INFORMATION PROVIDED:
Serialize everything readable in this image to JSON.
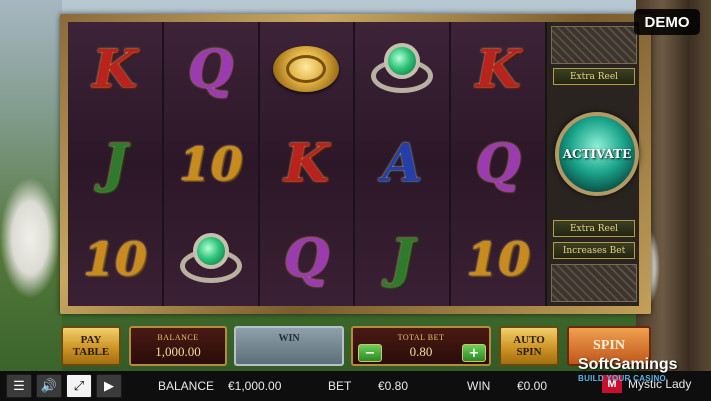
{
  "badge": {
    "demo": "DEMO"
  },
  "reels": [
    [
      {
        "type": "letter",
        "glyph": "K",
        "cls": "K"
      },
      {
        "type": "letter",
        "glyph": "J",
        "cls": "J"
      },
      {
        "type": "letter",
        "glyph": "10",
        "cls": "T"
      }
    ],
    [
      {
        "type": "letter",
        "glyph": "Q",
        "cls": "Q"
      },
      {
        "type": "letter",
        "glyph": "10",
        "cls": "T"
      },
      {
        "type": "ring"
      }
    ],
    [
      {
        "type": "coin"
      },
      {
        "type": "letter",
        "glyph": "K",
        "cls": "K"
      },
      {
        "type": "letter",
        "glyph": "Q",
        "cls": "Q"
      }
    ],
    [
      {
        "type": "ring"
      },
      {
        "type": "letter",
        "glyph": "A",
        "cls": "A"
      },
      {
        "type": "letter",
        "glyph": "J",
        "cls": "J"
      }
    ],
    [
      {
        "type": "letter",
        "glyph": "K",
        "cls": "K"
      },
      {
        "type": "letter",
        "glyph": "Q",
        "cls": "Q"
      },
      {
        "type": "letter",
        "glyph": "10",
        "cls": "T"
      }
    ]
  ],
  "side": {
    "extra_reel_top": "Extra Reel",
    "activate": "ACTIVATE",
    "extra_reel_bottom": "Extra Reel",
    "increases_bet": "Increases Bet"
  },
  "controls": {
    "pay_table": "PAY TABLE",
    "balance_label": "BALANCE",
    "balance_value": "1,000.00",
    "win_label": "WIN",
    "total_bet_label": "TOTAL BET",
    "total_bet_value": "0.80",
    "minus": "−",
    "plus": "+",
    "auto_spin": "AUTO SPIN",
    "spin": "SPIN"
  },
  "status_bar": {
    "balance_label": "BALANCE",
    "balance_value": "€1,000.00",
    "bet_label": "BET",
    "bet_value": "€0.80",
    "win_label": "WIN",
    "win_value": "€0.00",
    "game_name": "Mystic Lady",
    "game_logo": "M"
  },
  "watermark": {
    "brand": "SoftGamings",
    "tagline": "BUILD YOUR CASINO"
  }
}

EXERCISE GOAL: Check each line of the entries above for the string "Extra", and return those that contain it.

EXERCISE RESPONSE:
    "extra_reel_top": "Extra Reel",
    "extra_reel_bottom": "Extra Reel",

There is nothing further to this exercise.